──────── DATA EXCERPTS ────────
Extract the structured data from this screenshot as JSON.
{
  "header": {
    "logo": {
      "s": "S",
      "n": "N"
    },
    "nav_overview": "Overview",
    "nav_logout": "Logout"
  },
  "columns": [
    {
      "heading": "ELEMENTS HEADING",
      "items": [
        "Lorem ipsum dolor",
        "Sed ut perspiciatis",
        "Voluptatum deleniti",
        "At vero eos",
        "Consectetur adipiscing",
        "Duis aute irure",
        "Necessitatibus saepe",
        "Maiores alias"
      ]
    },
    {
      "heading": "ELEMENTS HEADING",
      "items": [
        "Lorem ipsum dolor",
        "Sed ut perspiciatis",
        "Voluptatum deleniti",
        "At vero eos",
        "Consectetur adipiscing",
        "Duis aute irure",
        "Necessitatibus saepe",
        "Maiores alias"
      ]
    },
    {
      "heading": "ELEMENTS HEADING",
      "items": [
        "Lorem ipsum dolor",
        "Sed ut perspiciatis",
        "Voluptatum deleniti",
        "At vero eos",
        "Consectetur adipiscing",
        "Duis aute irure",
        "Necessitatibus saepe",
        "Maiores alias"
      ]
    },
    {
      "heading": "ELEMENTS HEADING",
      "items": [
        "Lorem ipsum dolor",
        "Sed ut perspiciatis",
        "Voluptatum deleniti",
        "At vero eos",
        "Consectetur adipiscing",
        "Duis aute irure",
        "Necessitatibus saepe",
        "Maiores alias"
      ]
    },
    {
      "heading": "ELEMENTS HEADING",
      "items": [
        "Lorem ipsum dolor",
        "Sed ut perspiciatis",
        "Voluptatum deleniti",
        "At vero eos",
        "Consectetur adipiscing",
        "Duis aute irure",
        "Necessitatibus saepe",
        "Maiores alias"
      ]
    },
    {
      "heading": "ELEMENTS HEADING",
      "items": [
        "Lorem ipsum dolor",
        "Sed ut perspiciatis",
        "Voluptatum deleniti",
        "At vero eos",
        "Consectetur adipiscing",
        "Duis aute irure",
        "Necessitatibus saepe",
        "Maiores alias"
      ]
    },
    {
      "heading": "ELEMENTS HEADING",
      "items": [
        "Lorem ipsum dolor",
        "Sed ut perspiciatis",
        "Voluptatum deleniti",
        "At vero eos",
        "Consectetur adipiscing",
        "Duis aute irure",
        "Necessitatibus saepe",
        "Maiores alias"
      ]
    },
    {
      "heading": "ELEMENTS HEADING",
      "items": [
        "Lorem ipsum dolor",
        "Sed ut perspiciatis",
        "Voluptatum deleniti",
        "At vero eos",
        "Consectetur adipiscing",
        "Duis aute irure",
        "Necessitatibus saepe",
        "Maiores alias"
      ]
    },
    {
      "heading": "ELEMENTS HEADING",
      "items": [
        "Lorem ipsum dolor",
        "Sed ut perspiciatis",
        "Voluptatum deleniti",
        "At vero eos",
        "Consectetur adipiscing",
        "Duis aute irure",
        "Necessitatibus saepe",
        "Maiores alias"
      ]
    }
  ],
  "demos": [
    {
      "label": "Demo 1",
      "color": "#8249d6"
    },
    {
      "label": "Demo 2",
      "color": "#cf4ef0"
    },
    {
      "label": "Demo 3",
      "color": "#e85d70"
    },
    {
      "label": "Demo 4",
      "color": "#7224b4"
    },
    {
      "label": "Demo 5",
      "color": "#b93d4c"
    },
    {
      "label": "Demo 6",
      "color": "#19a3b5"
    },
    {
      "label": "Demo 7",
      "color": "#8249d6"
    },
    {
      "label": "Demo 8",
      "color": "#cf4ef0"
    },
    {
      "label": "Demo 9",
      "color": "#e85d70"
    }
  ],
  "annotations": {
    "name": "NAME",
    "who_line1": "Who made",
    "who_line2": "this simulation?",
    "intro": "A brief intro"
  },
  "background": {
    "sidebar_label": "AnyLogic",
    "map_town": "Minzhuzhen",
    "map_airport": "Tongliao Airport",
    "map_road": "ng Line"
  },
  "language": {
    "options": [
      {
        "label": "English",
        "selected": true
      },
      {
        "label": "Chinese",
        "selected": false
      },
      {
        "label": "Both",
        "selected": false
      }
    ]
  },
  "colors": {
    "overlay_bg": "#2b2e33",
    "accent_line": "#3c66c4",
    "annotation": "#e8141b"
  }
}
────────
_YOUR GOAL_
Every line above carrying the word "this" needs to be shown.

_PROBLEM SOLUTION_
Extract the structured data from this screenshot as JSON.
    "who_line2": "this simulation?",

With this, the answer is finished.